Artificial Sweeteners in Beverages Do Not Contribute to Weight Gain, Research Finds
A study reveals that beverages containing artificial sweeteners do not lead to weight gain.
Liverpool: According to research conducted at the University of Liverpool in the UK, consuming beverages with artificial sweeteners for a year has no significant impact on body weight.
British researchers compared the weight of individuals suffering from overweight and obesity who consumed sweetened drinks with low calories to those who drank water.
For the study, researchers selected 493 individuals aged 18 to 65, with an average Body Mass Index (BMI) of 31. The research, which lasted for a year, concluded with 262 participants remaining until the end.
Researchers divided the participants into two groups for the study. One group was given at least two servings of 300 milliliters of water per day, while the other group received the same amount of beverages containing artificial sweeteners.

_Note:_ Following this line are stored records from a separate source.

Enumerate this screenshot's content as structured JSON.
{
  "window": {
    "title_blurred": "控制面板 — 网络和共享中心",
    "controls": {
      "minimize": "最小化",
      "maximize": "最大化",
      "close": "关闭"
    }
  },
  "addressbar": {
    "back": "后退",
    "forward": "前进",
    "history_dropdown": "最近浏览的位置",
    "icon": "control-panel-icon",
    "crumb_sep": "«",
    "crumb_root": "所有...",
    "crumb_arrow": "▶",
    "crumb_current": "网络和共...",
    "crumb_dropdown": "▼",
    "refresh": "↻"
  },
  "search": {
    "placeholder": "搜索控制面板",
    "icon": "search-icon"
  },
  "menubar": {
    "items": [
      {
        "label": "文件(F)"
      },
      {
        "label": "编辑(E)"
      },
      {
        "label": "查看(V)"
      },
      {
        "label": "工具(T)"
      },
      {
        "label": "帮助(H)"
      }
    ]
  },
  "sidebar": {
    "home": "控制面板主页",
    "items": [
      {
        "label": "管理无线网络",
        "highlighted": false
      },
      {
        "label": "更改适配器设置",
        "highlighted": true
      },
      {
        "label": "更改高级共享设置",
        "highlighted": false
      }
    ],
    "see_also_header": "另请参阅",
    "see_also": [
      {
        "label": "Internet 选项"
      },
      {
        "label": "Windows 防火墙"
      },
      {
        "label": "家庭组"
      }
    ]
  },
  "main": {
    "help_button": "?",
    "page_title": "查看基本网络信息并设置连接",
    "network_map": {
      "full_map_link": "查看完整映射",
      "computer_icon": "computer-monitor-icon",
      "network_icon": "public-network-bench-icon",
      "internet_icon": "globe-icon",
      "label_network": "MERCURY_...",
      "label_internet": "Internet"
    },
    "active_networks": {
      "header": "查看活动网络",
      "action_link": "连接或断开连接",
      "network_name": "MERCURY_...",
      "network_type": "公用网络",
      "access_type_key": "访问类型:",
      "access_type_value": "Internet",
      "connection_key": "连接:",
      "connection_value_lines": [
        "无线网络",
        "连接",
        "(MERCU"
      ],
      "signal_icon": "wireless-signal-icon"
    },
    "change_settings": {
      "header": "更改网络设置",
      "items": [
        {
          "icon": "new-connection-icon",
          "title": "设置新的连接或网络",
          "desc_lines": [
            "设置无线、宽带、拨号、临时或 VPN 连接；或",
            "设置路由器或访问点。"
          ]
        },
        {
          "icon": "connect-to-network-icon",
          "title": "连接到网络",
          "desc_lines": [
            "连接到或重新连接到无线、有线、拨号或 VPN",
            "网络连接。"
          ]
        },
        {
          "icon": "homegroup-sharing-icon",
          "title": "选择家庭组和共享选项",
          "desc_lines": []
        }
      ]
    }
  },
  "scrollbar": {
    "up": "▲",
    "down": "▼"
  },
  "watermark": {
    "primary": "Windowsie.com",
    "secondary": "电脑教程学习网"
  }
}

The study found that individuals who consumed diet beverages not only maintained their weight but also showed improvement in their beneficial cholesterol levels, indicating a reduction in the risks of heart disease and stroke.
According to the results, the group consuming diet beverages experienced an average weight loss of 7.5 kilograms, while the water-drinking group showed a weight reduction of 6.1 kilograms.
The group drinking water witnessed the most significant weight reduction within 44 weeks, while the group consuming beverages experienced this reduction within 36 weeks.
After reaching the threshold of weight loss for both groups, a gradual regain in weight began. However, the group consuming beverages showed a slower rate of weight gain compared to the water-drinking group.
It is noteworthy that the results of this study, published in the International Journal of Obesity, contradict findings from numerous previous studies conducted in the past.